_YOUR OBJECTIVE_: I need the entries printed again word for word, without the images.

Segment Start: RECORDS SUPPLIED

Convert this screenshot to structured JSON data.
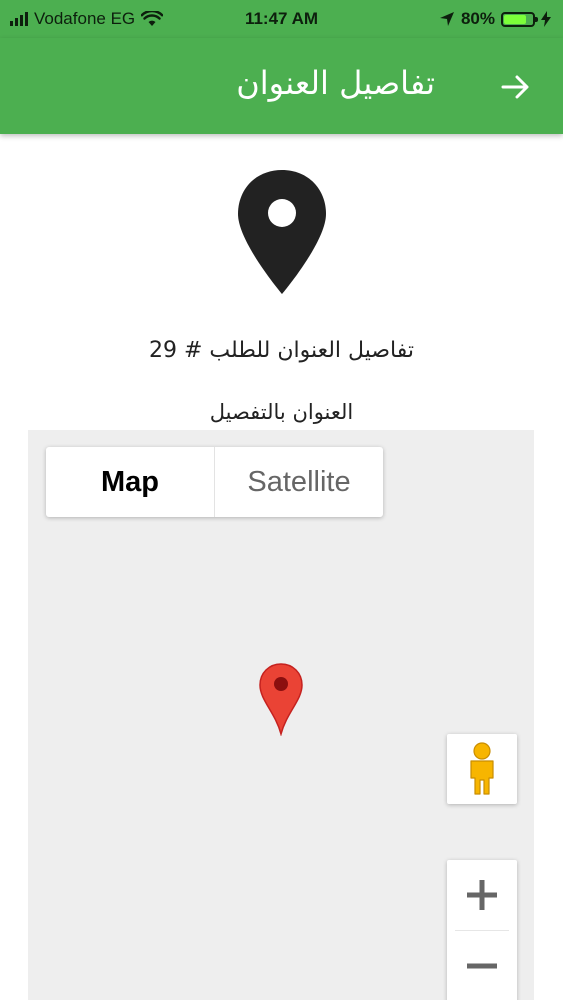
{
  "status_bar": {
    "carrier": "Vodafone EG",
    "time": "11:47 AM",
    "battery_percent": "80%",
    "battery_level": 0.8,
    "icons": [
      "signal-icon",
      "wifi-icon",
      "location-arrow-icon",
      "battery-icon",
      "charging-bolt-icon"
    ]
  },
  "header": {
    "title": "تفاصيل العنوان",
    "back_icon": "arrow-right-icon",
    "color": "#4caf50"
  },
  "content": {
    "pin_icon": "location-pin-icon",
    "order_title": "تفاصيل العنوان للطلب # 29",
    "address_detail": "العنوان بالتفصيل"
  },
  "map": {
    "map_type": {
      "map_label": "Map",
      "satellite_label": "Satellite",
      "selected": "Map"
    },
    "marker_icon": "map-marker-icon",
    "marker_color": "#ea4335",
    "pegman_icon": "pegman-icon",
    "zoom_in_icon": "plus-icon",
    "zoom_out_icon": "minus-icon"
  }
}
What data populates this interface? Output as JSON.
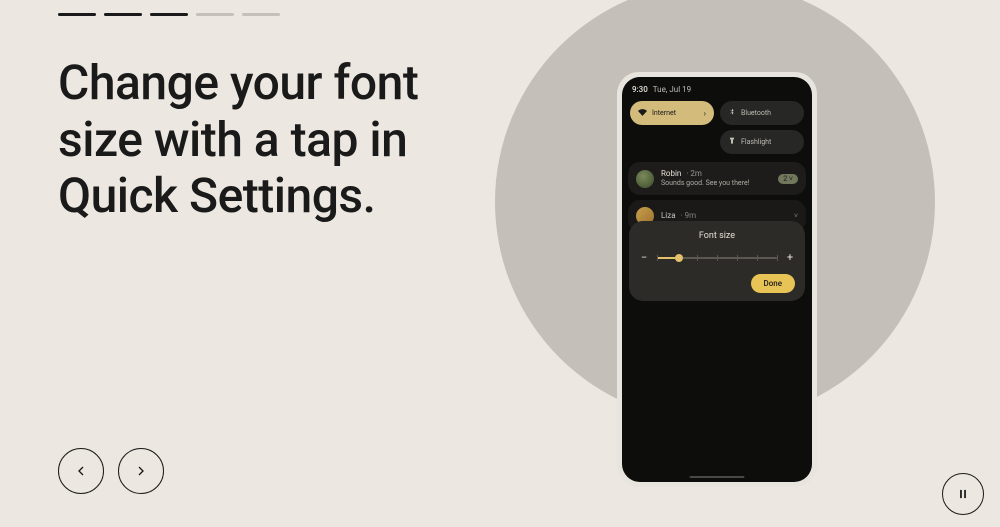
{
  "progress": {
    "total": 5,
    "active": 3
  },
  "heading_line1": "Change your font",
  "heading_line2": "size with a tap in",
  "heading_line3": "Quick Settings.",
  "phone": {
    "status": {
      "time": "9:30",
      "date": "Tue, Jul 19"
    },
    "qs": {
      "internet": "Internet",
      "bluetooth": "Bluetooth",
      "flashlight": "Flashlight"
    },
    "notifications": [
      {
        "name": "Robin",
        "time": "2m",
        "body": "Sounds good. See you there!",
        "badge": "2"
      },
      {
        "name": "Liza",
        "time": "9m",
        "body": ""
      }
    ],
    "dialog": {
      "title": "Font size",
      "minus": "−",
      "plus": "+",
      "done_label": "Done"
    }
  },
  "nav": {
    "prev_aria": "Previous",
    "next_aria": "Next",
    "pause_aria": "Pause"
  }
}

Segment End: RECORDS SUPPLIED

_WRITTEN SOLUTION_:
Convert this screenshot to structured JSON data.
{
  "status_bar": {
    "carrier": "Vodafone EG",
    "time": "11:47 AM",
    "battery_percent": "80%",
    "battery_level": 0.8,
    "icons": [
      "signal-icon",
      "wifi-icon",
      "location-arrow-icon",
      "battery-icon",
      "charging-bolt-icon"
    ]
  },
  "header": {
    "title": "تفاصيل العنوان",
    "back_icon": "arrow-right-icon",
    "color": "#4caf50"
  },
  "content": {
    "pin_icon": "location-pin-icon",
    "order_title": "تفاصيل العنوان للطلب # 29",
    "address_detail": "العنوان بالتفصيل"
  },
  "map": {
    "map_type": {
      "map_label": "Map",
      "satellite_label": "Satellite",
      "selected": "Map"
    },
    "marker_icon": "map-marker-icon",
    "marker_color": "#ea4335",
    "pegman_icon": "pegman-icon",
    "zoom_in_icon": "plus-icon",
    "zoom_out_icon": "minus-icon"
  }
}
What data populates this interface? Output as JSON.
{
  "progress": {
    "total": 5,
    "active": 3
  },
  "heading_line1": "Change your font",
  "heading_line2": "size with a tap in",
  "heading_line3": "Quick Settings.",
  "phone": {
    "status": {
      "time": "9:30",
      "date": "Tue, Jul 19"
    },
    "qs": {
      "internet": "Internet",
      "bluetooth": "Bluetooth",
      "flashlight": "Flashlight"
    },
    "notifications": [
      {
        "name": "Robin",
        "time": "2m",
        "body": "Sounds good. See you there!",
        "badge": "2"
      },
      {
        "name": "Liza",
        "time": "9m",
        "body": ""
      }
    ],
    "dialog": {
      "title": "Font size",
      "minus": "−",
      "plus": "+",
      "done_label": "Done"
    }
  },
  "nav": {
    "prev_aria": "Previous",
    "next_aria": "Next",
    "pause_aria": "Pause"
  }
}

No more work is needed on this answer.